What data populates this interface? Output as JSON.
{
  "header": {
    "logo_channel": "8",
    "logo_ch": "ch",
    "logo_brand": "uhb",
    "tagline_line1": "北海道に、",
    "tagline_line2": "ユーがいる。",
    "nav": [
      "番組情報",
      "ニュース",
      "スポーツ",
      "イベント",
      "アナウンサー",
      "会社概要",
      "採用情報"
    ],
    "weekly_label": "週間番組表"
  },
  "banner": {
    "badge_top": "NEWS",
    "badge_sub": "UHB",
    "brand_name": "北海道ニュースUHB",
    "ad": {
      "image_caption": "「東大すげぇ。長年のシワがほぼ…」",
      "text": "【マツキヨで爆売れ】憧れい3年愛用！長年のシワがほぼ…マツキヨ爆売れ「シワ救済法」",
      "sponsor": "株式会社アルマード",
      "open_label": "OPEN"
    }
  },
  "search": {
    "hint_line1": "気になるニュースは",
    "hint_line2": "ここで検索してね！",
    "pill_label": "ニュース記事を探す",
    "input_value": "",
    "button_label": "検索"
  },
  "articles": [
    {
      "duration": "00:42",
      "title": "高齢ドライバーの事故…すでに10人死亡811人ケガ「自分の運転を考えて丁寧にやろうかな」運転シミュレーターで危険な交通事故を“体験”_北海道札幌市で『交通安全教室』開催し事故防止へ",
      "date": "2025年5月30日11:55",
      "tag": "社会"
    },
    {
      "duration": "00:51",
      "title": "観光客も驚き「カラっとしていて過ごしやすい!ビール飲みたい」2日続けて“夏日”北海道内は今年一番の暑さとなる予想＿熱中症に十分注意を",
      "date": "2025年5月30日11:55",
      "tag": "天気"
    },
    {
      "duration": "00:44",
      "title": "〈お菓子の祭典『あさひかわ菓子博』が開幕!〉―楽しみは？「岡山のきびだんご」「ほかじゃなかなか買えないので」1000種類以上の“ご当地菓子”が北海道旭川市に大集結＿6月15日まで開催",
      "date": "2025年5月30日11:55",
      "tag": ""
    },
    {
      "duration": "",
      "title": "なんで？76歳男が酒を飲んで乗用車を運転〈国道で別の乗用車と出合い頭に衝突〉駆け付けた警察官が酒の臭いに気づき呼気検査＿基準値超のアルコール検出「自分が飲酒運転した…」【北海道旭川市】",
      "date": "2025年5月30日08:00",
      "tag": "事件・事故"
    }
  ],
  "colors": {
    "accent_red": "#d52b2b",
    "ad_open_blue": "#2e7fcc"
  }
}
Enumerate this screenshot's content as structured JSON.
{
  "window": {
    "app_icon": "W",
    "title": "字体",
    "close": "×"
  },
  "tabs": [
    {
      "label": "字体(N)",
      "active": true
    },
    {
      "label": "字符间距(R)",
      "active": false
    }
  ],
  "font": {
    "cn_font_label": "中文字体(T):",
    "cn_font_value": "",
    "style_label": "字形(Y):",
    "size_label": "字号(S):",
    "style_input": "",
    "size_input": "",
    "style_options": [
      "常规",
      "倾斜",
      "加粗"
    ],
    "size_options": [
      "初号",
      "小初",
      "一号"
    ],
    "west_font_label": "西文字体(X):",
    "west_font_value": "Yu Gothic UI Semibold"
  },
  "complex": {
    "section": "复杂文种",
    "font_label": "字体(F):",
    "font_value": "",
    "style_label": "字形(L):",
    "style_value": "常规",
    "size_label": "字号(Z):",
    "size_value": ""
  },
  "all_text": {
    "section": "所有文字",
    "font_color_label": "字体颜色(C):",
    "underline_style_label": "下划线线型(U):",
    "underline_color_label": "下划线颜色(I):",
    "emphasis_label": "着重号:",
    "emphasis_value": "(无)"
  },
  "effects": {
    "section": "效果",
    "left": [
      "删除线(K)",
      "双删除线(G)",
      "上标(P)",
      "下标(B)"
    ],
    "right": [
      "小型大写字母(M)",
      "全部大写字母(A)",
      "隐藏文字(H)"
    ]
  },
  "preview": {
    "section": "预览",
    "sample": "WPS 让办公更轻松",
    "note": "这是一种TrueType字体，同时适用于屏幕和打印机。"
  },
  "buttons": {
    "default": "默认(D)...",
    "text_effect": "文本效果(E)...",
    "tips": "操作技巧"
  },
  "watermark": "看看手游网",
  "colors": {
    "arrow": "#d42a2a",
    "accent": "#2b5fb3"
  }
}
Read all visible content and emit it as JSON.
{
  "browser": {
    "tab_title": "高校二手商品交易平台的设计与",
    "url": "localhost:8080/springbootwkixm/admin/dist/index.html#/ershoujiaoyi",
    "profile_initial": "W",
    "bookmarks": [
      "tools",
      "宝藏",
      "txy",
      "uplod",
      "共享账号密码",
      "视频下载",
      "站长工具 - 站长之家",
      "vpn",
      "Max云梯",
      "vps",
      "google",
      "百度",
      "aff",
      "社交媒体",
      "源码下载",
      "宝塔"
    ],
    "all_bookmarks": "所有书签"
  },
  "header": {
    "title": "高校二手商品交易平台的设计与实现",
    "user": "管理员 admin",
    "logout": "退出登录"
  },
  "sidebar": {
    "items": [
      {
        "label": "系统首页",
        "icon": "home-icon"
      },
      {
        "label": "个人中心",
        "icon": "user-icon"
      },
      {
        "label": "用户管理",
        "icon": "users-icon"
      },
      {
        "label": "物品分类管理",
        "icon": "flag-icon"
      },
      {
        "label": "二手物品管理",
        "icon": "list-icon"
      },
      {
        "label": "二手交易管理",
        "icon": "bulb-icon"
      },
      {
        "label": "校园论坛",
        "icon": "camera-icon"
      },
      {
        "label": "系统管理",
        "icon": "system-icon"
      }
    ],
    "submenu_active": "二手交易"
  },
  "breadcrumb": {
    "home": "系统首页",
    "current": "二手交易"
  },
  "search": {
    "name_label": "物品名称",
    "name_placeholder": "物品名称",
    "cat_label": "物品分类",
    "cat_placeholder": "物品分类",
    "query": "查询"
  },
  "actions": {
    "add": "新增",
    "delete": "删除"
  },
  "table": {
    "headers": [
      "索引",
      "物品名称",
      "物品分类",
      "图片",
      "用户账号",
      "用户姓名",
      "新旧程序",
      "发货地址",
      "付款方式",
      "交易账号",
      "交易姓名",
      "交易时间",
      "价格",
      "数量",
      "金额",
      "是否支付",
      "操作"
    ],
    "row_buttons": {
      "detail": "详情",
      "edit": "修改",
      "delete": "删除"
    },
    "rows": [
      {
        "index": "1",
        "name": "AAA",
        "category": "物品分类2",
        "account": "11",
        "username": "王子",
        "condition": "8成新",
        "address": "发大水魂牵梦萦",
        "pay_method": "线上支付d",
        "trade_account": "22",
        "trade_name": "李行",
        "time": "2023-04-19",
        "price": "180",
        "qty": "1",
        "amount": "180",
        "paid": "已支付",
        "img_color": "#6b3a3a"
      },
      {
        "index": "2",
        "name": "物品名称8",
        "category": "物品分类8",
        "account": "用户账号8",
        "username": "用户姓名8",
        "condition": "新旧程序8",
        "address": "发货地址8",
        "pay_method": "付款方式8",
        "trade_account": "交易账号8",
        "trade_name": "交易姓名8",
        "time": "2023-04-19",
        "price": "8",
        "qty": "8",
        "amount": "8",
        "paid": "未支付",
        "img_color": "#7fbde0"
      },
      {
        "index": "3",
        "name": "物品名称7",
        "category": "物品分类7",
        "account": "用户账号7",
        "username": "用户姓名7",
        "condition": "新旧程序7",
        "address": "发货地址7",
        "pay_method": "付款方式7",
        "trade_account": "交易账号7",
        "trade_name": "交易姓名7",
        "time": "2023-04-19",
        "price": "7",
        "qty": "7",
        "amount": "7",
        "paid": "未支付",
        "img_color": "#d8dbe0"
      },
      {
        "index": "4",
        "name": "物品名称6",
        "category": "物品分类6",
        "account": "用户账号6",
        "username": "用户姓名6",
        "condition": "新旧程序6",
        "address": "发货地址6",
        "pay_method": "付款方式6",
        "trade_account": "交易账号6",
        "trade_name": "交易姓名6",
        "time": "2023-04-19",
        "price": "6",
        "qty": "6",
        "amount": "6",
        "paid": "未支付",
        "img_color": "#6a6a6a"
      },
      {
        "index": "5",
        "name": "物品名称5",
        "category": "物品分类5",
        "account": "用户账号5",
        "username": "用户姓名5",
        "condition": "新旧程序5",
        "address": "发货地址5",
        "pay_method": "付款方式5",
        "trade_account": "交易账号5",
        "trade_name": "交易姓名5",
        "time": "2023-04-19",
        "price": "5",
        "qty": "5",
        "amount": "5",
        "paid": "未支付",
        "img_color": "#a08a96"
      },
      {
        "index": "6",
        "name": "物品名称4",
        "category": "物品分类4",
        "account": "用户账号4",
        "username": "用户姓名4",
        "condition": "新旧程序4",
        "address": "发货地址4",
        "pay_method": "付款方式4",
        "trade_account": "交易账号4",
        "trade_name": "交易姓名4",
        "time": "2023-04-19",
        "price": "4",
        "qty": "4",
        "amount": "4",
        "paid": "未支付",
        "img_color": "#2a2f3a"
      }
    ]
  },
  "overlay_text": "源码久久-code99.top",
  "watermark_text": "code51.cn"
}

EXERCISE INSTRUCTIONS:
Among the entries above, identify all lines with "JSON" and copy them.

PROBLEM SOLUTION:
What data populates this interface? Output as JSON.
Enumerate this screenshot's content as structured JSON.
Read all visible content and emit it as JSON.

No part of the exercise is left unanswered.